Risk 4: Protectionism. The DemocratsÆ takeover of the United States Congress, the worldwide failure to secure the Doha trade round, backlashes by crusty Leninists in China, faltering reform under JapanÆs new prime minister, the European UnionÆs flagging solidarity with would-be members. Protectionism is on the rise around the world; proponents of the free exchange of goods across borders are on the defensive. Portfolio capital isnÆt under direct threat but which financial markets will suffer if the arteries of commerce are clogged up?

Risk 5: The least likely risk to be realised in 2007 could be the most likely to materialise in some form over the next generation: political unrest in China. The sources of tension are many: the environment, growing inequality, among provinces and between provinces and the centre. What happens during an economic recession if one or more of these spills out of control? And what if the authorities prefer to channel civil unrest against foreign interests, or even into overseas adventures? For optimists, prosperity should one day lead to political reform that allows the nation to cope with its challenges, but such a shift may not succeed until the majority of the population consists of middle-class urbanites û a prospect that is 30-40 years away. A continued push for economic reform and market-based practices is the best policy against any disaster but itÆs not clear how far Beijing is prepared to let this go.

Despite these scary possibilities, the positive scenarios seem more likely to hold sway in 2007. Here are five reasons why.

Reason 1: The world is becoming less reliant on the US consumer to drive economic growth. This reflects growing domestic demand elsewhere, and also implies the US current account deficit may finally begin to shrink û gradually, thanks to cheap dollars, high oil prices and the end to paper wealth based on housing prices.

Reason 2: Speaking of which, the US housing market is not going to crash. That is, it is not going to suffer a Great Depression-era national collapse in housing prices by 30%, which is what it would take to dent triple-A rated agency mortgage-backed securities. The market will slow down, it will cause pain to US consumers, and it will slow worldwide exports, but it wonÆt tip the world into recession.

Reason 3: Asia and America are ever more interdependent. Tensions are inevitable but China and the US are not headed for a new Cold War. The recent visit to Beijing by US Treasury secretary Paulson and Federal Reserve chairman Bernanke was criticised for American æobsessionÆ with China and its trade position û often by the same pundits who criticised the US for ignoring Asia. Jaw jaw is preferable to war war, to paraphrase Churchill, and right now thereÆs plenty of jaw jaw. Flashpoints such as Taiwan and North Korea can be managed and contained.
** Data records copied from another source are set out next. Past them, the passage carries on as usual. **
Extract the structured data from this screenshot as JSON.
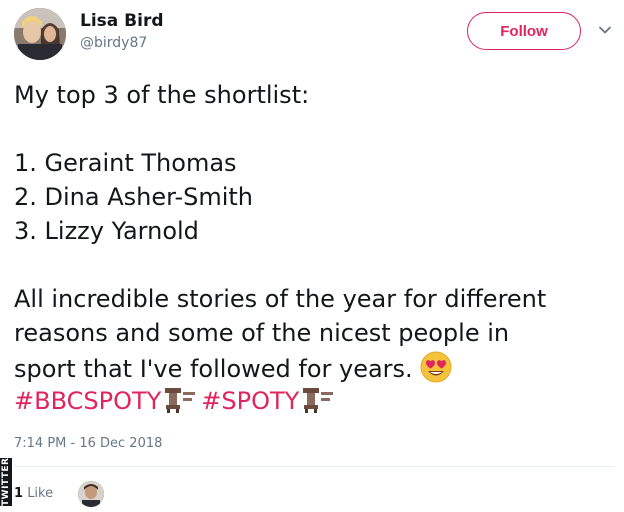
{
  "author": {
    "display_name": "Lisa Bird",
    "handle": "@birdy87"
  },
  "actions": {
    "follow_label": "Follow"
  },
  "tweet": {
    "lines": [
      "My top 3 of the shortlist:",
      "",
      "1. Geraint Thomas",
      "2. Dina Asher-Smith",
      "3. Lizzy Yarnold",
      "",
      "All incredible stories of the year for different",
      "reasons and some of the nicest people in",
      "sport that I've followed for years."
    ],
    "hashtags": [
      "#BBCSPOTY",
      "#SPOTY"
    ],
    "emoji": "heart-eyes-emoji"
  },
  "meta": {
    "timestamp": "7:14 PM - 16 Dec 2018",
    "like_count": "1",
    "like_label": "Like"
  },
  "watermark": "TWITTER",
  "colors": {
    "accent": "#e0245e",
    "text": "#14171a",
    "muted": "#657786",
    "divider": "#e6ecf0"
  }
}
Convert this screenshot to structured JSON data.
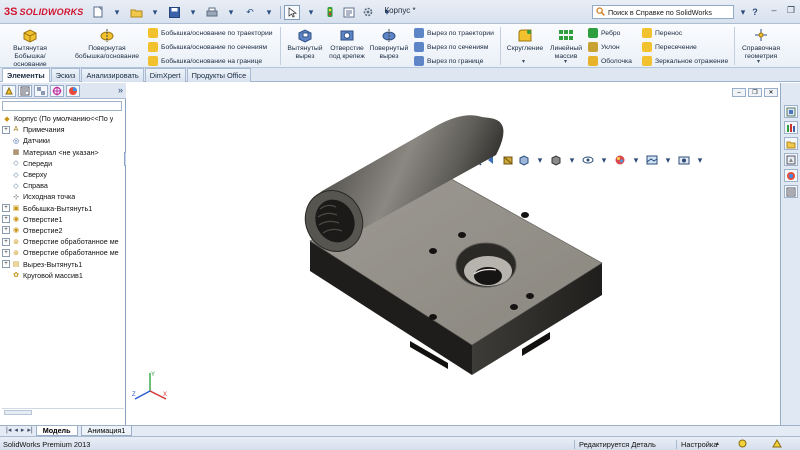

Big-power rivalry will show up more in places like Africa as China and the West offer providers of natural resources differing visions of trade and growth, but the potential excesses in competition should be muted by the bigger framework of cooperation and consultation.

Reason 4: Central banks seem to know what theyÆre doing. They are staking out their views and letting market players trade around them. Transparency, consistency and independence seem to be working. And the central banks are well aware of the sensitivities in trying to remove liquidity from the market, particularly regarding the yen carry trade; they will move, but prudently. Liquidity will continue to drive asset prices.

Reason 5: The two big themes since 1989, globalisation and technology, continue to drive productivity, growth and human genius. They cause a lot of pain and disruption, but the net impact is positive û tremendously so. Globalisation and technology are outcomes of liberalism and the free flow of capital, goods, people and ideas. Those freedoms must be fought for every day, but they endure because they reflect the essential optimism and hope in our common humanity. And with that, AsianInvestor wishes you a merry Christmas and a happy new year.